▸ **Provided records**:
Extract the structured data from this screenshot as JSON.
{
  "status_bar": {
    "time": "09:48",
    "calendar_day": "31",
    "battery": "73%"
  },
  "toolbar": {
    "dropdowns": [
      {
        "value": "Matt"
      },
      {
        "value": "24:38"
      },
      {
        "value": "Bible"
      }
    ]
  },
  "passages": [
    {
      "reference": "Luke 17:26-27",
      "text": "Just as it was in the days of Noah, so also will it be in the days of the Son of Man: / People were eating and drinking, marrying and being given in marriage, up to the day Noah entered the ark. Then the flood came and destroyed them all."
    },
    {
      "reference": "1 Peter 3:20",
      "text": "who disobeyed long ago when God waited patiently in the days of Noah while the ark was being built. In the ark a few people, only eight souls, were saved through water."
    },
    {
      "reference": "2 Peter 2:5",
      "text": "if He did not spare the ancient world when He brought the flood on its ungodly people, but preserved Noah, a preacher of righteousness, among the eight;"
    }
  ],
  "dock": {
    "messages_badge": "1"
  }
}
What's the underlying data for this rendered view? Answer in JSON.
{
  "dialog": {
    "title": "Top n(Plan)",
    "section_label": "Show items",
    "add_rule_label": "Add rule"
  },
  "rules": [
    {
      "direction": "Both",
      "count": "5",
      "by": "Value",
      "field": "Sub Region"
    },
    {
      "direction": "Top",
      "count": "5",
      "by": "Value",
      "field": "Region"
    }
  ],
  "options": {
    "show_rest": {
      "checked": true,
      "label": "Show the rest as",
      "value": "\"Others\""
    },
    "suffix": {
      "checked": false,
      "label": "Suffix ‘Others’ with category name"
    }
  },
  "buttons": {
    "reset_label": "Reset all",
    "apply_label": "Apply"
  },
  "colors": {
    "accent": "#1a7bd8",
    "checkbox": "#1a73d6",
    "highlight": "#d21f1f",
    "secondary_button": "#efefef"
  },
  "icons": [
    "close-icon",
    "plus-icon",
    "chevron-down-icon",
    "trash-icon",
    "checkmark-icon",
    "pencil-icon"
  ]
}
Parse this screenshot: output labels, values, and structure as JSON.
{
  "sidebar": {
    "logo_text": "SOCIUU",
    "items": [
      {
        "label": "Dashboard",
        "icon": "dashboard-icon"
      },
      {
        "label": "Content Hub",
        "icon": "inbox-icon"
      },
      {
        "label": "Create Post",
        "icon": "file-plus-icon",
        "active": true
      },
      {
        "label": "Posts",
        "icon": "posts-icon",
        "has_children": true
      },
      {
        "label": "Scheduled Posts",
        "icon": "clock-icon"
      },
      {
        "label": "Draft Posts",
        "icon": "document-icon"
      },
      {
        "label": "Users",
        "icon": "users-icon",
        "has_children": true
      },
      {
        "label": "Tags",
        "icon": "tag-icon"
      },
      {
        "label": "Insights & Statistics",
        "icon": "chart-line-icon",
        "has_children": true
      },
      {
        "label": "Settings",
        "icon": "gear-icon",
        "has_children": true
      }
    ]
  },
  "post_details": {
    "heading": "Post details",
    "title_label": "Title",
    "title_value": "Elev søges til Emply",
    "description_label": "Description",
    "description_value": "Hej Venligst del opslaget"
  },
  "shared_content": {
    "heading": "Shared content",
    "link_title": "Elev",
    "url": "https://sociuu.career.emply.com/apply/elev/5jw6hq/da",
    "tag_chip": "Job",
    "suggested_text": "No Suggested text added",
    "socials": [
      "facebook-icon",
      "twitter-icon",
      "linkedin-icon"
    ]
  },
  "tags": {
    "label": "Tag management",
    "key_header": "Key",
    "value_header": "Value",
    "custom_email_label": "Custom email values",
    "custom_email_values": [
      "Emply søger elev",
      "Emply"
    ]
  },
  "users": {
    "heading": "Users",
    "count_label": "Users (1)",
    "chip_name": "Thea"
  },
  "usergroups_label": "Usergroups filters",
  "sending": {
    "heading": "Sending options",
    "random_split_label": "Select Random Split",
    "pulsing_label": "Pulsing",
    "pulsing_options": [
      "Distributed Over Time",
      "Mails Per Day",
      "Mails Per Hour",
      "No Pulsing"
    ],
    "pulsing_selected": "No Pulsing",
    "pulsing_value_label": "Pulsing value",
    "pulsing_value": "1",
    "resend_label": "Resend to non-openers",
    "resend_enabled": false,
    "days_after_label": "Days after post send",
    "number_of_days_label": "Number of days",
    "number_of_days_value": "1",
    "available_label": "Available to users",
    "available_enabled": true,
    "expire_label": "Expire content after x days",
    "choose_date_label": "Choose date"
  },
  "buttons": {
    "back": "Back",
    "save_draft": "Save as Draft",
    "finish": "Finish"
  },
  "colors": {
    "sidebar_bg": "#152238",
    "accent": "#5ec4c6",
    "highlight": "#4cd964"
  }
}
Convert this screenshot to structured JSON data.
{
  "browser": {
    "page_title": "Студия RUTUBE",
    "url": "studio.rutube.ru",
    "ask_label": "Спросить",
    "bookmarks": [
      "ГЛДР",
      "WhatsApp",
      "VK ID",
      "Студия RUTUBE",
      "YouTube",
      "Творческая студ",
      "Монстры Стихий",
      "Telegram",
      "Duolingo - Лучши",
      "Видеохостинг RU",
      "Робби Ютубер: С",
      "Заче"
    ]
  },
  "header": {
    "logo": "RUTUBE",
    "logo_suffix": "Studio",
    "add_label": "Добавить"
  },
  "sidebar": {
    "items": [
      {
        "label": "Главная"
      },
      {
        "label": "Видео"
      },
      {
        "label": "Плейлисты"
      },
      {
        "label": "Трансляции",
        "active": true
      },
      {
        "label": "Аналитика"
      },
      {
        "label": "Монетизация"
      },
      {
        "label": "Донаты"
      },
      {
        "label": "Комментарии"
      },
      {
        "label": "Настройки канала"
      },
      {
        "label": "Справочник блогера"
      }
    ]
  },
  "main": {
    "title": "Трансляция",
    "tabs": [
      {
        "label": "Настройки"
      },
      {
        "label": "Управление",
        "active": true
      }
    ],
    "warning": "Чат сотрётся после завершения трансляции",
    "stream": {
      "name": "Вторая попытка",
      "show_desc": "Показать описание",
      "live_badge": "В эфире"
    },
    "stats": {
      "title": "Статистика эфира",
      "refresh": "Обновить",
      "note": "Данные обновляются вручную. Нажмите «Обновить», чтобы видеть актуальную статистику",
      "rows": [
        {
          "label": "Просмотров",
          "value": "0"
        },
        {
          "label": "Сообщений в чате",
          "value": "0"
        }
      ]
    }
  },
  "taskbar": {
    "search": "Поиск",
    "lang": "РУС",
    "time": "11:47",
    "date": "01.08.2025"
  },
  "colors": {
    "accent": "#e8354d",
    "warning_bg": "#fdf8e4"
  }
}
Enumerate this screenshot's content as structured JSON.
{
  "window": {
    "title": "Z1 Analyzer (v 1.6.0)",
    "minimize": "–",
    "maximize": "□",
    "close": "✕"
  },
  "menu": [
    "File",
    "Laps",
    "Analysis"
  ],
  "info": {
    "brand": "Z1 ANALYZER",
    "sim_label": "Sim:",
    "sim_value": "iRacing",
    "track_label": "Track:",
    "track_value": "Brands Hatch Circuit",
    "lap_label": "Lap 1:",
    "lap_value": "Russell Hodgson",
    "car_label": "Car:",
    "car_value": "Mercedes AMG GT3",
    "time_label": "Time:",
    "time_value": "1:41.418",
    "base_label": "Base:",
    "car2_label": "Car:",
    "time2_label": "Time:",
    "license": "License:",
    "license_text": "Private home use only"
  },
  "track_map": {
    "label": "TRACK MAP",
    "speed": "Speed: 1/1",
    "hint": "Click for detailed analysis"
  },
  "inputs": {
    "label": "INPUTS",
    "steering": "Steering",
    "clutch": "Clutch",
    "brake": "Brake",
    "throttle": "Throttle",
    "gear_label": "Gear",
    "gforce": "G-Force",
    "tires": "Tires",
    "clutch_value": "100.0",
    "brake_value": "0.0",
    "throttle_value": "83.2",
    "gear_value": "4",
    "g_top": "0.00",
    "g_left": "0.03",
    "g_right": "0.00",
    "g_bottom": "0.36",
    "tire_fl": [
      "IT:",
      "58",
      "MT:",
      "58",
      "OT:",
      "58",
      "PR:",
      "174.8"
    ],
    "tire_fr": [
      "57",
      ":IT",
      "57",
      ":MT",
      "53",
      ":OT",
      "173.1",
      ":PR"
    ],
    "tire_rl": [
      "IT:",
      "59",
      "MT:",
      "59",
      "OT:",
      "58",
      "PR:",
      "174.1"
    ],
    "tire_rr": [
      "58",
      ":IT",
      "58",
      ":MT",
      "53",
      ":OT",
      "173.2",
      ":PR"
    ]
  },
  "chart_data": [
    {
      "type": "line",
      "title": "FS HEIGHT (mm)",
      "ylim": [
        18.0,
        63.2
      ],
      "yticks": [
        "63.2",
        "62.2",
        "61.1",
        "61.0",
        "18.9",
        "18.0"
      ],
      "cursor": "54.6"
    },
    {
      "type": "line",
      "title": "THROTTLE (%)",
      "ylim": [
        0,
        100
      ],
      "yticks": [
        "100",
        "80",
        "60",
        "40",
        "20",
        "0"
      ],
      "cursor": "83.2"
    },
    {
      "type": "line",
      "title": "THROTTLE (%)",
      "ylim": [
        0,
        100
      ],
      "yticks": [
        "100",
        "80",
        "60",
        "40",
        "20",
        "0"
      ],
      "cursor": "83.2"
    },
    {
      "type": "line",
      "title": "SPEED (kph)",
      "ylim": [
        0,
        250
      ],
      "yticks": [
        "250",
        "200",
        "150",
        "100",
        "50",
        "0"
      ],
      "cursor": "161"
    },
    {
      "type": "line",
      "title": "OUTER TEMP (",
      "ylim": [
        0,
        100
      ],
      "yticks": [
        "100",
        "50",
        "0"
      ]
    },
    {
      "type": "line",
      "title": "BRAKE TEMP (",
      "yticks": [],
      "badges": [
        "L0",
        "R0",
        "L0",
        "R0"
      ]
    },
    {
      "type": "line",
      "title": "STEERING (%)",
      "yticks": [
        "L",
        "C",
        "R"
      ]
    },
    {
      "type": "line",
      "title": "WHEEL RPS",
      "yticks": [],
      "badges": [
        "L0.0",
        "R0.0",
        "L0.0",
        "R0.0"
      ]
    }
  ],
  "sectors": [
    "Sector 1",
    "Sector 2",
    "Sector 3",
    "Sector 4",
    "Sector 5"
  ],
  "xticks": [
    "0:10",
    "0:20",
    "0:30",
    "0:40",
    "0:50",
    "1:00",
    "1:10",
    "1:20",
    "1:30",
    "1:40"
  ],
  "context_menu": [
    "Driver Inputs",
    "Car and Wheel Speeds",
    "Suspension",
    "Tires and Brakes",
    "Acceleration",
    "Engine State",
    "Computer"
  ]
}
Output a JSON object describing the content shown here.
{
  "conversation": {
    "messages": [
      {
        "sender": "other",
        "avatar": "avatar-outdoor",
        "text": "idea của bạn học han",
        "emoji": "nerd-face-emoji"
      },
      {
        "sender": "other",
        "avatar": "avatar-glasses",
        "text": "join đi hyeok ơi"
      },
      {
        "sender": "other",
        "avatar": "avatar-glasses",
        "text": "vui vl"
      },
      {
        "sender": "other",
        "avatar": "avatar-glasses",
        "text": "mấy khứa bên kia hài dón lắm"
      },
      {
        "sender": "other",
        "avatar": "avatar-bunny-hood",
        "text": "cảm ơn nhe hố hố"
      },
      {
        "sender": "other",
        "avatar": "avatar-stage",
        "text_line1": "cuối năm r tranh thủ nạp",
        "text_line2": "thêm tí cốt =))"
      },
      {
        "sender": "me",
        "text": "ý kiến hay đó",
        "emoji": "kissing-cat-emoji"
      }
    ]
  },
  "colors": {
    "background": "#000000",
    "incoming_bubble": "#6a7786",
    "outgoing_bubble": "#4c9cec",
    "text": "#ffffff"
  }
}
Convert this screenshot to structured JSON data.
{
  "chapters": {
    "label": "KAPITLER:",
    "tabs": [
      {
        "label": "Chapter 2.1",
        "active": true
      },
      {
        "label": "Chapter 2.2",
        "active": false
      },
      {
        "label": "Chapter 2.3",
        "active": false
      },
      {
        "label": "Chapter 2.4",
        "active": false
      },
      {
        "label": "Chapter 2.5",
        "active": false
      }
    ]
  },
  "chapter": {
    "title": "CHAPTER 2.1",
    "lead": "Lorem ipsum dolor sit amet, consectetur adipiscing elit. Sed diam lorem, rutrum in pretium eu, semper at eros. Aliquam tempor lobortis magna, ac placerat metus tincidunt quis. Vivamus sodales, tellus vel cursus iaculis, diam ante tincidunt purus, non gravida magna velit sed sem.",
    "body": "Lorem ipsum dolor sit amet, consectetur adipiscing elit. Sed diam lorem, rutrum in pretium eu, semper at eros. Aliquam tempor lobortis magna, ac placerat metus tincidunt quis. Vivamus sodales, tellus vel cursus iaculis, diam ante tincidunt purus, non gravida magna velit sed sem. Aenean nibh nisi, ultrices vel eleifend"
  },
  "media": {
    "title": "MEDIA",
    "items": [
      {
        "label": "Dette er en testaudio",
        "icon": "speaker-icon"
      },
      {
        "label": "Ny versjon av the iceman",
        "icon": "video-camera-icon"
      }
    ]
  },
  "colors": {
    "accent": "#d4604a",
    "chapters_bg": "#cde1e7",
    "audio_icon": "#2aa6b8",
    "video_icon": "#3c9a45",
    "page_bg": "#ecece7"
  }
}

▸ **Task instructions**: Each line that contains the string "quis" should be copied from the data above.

▸ **Task output**:
    "lead": "Lorem ipsum dolor sit amet, consectetur adipiscing elit. Sed diam lorem, rutrum in pretium eu, semper at eros. Aliquam tempor lobortis magna, ac placerat metus tincidunt quis. Vivamus sodales, tellus vel cursus iaculis, diam ante tincidunt purus, non gravida magna velit sed sem.",
    "body": "Lorem ipsum dolor sit amet, consectetur adipiscing elit. Sed diam lorem, rutrum in pretium eu, semper at eros. Aliquam tempor lobortis magna, ac placerat metus tincidunt quis. Vivamus sodales, tellus vel cursus iaculis, diam ante tincidunt purus, non gravida magna velit sed sem. Aenean nibh nisi, ultrices vel eleifend"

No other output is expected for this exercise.